“John [Corbin] said if you ever think of something we could do together, we’d love to,” said Kemiji, who sat with the opportunity and watched as Red Clay evolved before he approached Corbin with a line of distinct flavors under the Miura name. “I’ve always been a fan of beer; it takes a lot of beer to make good wine because at harvest that’s all we’re drinking at wineries,” Kemiji joked. “Seeing the craft beer movement come into its own, I started toying with the idea of doing a beer project.”

Kemiji admitted that although he enjoys beer (and spent summers in Europe sipping craft brews) he’s not a brewer, so some of his ideas were unconventional, from exotic flavors to decreasing ABV to allow for a crisper beer. “My first impression was nervous excitement,” McGinnis told Forbes on Kemiji’s presentation. “I source grains from all over but I’ve never had to order Meyer lemons or Sriracha paste and black rice from Asia, tequila barrels from Mexico, rum barrels from Puerto Rico or chocolate from the Dominican Republic.” 

The Red Clay team and Kemiji made it work, however, and in August 2020, they released a pale ale, black pilsner and Caribbean stout as the first three signature flavors under the Miura Double Master Collaboration.
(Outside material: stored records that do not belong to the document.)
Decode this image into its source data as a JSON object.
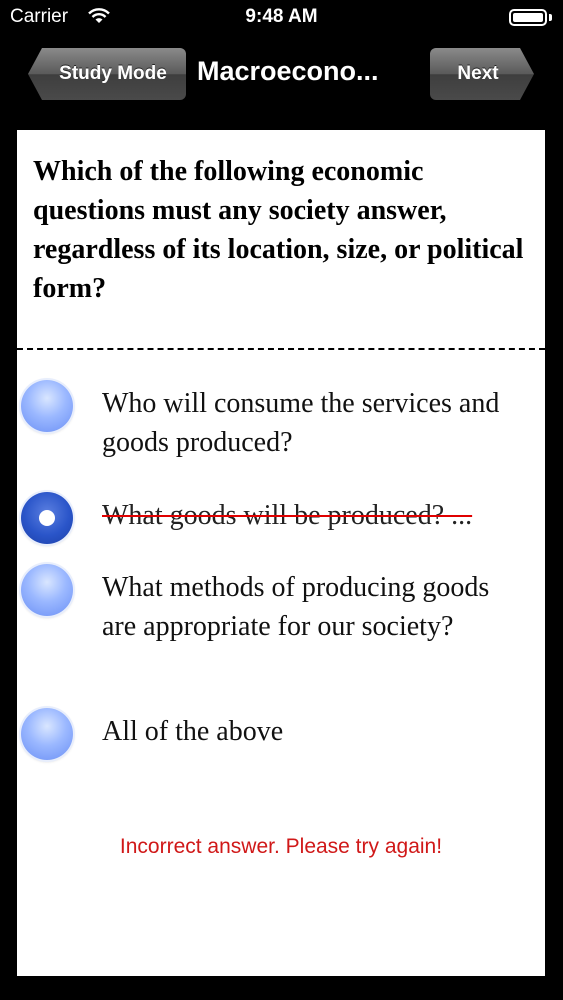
{
  "status_bar": {
    "carrier": "Carrier",
    "time": "9:48 AM",
    "icons": [
      "wifi-icon",
      "battery-icon"
    ]
  },
  "nav": {
    "back_label": "Study Mode",
    "title": "Macroecono...",
    "next_label": "Next"
  },
  "question": {
    "text": "Which of the following economic questions must any society answer, regardless of its location, size, or political form?"
  },
  "answers": [
    {
      "text": "Who will consume the services and goods produced?",
      "selected": false
    },
    {
      "text": "What goods will be produced? ...",
      "selected": true,
      "marked_incorrect": true
    },
    {
      "text": "What methods of producing goods are appropriate for our society?",
      "selected": false
    },
    {
      "text": "All of the above",
      "selected": false
    }
  ],
  "feedback": {
    "text": "Incorrect answer. Please try again!",
    "color": "#d01818"
  }
}
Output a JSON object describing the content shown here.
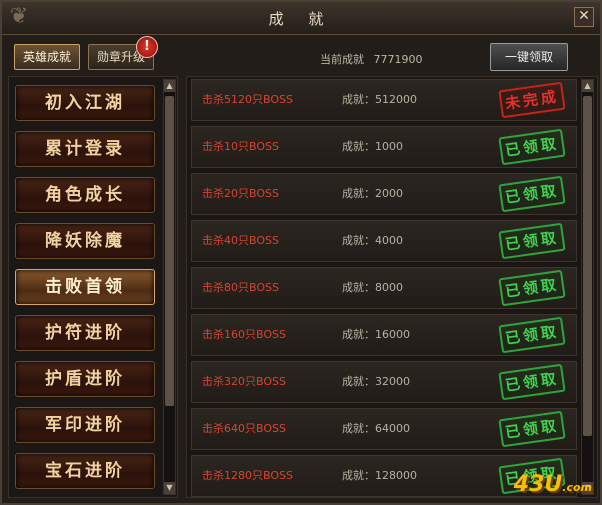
{
  "window": {
    "title": "成 就",
    "close_glyph": "✕"
  },
  "tabs": [
    {
      "label": "英雄成就",
      "active": true
    },
    {
      "label": "勋章升级",
      "active": false,
      "badge": "!"
    }
  ],
  "summary": {
    "total_label": "当前成就",
    "total_value": "7771900"
  },
  "claim_all_label": "一键领取",
  "categories": [
    {
      "label": "初入江湖",
      "active": false
    },
    {
      "label": "累计登录",
      "active": false
    },
    {
      "label": "角色成长",
      "active": false
    },
    {
      "label": "降妖除魔",
      "active": false
    },
    {
      "label": "击败首领",
      "active": true
    },
    {
      "label": "护符进阶",
      "active": false
    },
    {
      "label": "护盾进阶",
      "active": false
    },
    {
      "label": "军印进阶",
      "active": false
    },
    {
      "label": "宝石进阶",
      "active": false
    }
  ],
  "achievements": [
    {
      "task": "击杀5120只BOSS",
      "points": "成就：512000",
      "status": "未完成"
    },
    {
      "task": "击杀10只BOSS",
      "points": "成就：1000",
      "status": "已领取"
    },
    {
      "task": "击杀20只BOSS",
      "points": "成就：2000",
      "status": "已领取"
    },
    {
      "task": "击杀40只BOSS",
      "points": "成就：4000",
      "status": "已领取"
    },
    {
      "task": "击杀80只BOSS",
      "points": "成就：8000",
      "status": "已领取"
    },
    {
      "task": "击杀160只BOSS",
      "points": "成就：16000",
      "status": "已领取"
    },
    {
      "task": "击杀320只BOSS",
      "points": "成就：32000",
      "status": "已领取"
    },
    {
      "task": "击杀640只BOSS",
      "points": "成就：64000",
      "status": "已领取"
    },
    {
      "task": "击杀1280只BOSS",
      "points": "成就：128000",
      "status": "已领取"
    }
  ],
  "watermark": {
    "main": "43U",
    "suffix": ".com"
  },
  "colors": {
    "accent_gold": "#c9a36b",
    "task_red": "#d8452e",
    "claimed_green": "#3fd04d",
    "incomplete_red": "#e2332a",
    "watermark_yellow": "#f5c000"
  },
  "icons": {
    "scroll_up": "▲",
    "scroll_down": "▼",
    "corner_ornament": "❦"
  }
}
They’ve since launched the collection coast-to-coast and are debuting in Puerto Rico this month. The duo acknowledged the achievement as a result of fusing their individual backgrounds. “I like to say that beer people ask, ‘What can we put into a beer?’ and the sommelier asks, ‘What should we put in the beer, and why?’” said McGinnis. 

Kemiji envisioned a global reach with the collection, thus the internationally-sourced ingredients not only influenced the final flavor profile but also inspired the craft names. The West Indies pale ale honors the tropics with chocolate imported from the Dominican Republic and is aged in tequila barrels. The Forbidden Blade black pilsner uses traditional Chinese flavors of Meyer lemons and black rice (also called “forbidden rice”). The Dark Cape Caribbean stout is flavored with Café Baldacci single estate coffee from Puerto Rico, and aged in rum barrels.

Unlike traditional craft beers that range from 8 to 10 percent ABV, Kemiji and McGinnis ensured the Miura brews were on the lighter side (between 4 to 6.5 percent ABV) to ensure a “brightness” and “freshness” similar to acid found in wine. Kemiji explained, “acid in wine is a prevalent factor that makes it pair with food; I wanted to achieve that in the beers.”

Like Kemiji, McGinnis says he’s long-enjoyed pairing craft beer with food and even encourages Red Clay’s accounts to list beer next to food items on the menus, instead of only suggesting wines. He said, “It took someone who knew a little more about pairing to do this.” 

So what do the beers pair with? Kemiji suggests pairing the pale ale with a pork chop served on rice and beans as “the richness will stand up to the food but not overpower it.” As for the pilsner, Kemiji says “things that necessitate something light with high acid,” pointing to anything fried, like calamari or fried fish. Lastly, for the Caribbean stout, Kemiji recommends “something sweet but not overly sweet,” like a brisket or bread pudding.

As the masters continue to expand distribution throughout the U.S., Red Clay said they are purchasing five additional tanks to be able to meet demand, and there’s already a new flavor in the works for release in November 2021.

Kemiji shared, “We are working on a Lambic with a significant wine influence that will be released after spending over a year in wine barrels.”

Find out more about Red Clay Brewing Co. and Miura Vineyards.

Source link

Related Articles

Leave a Reply

Your email address will not be published. Required fields are marked *

Back to top button

Adblock Detected

Please consider supporting us by disabling your ad blocker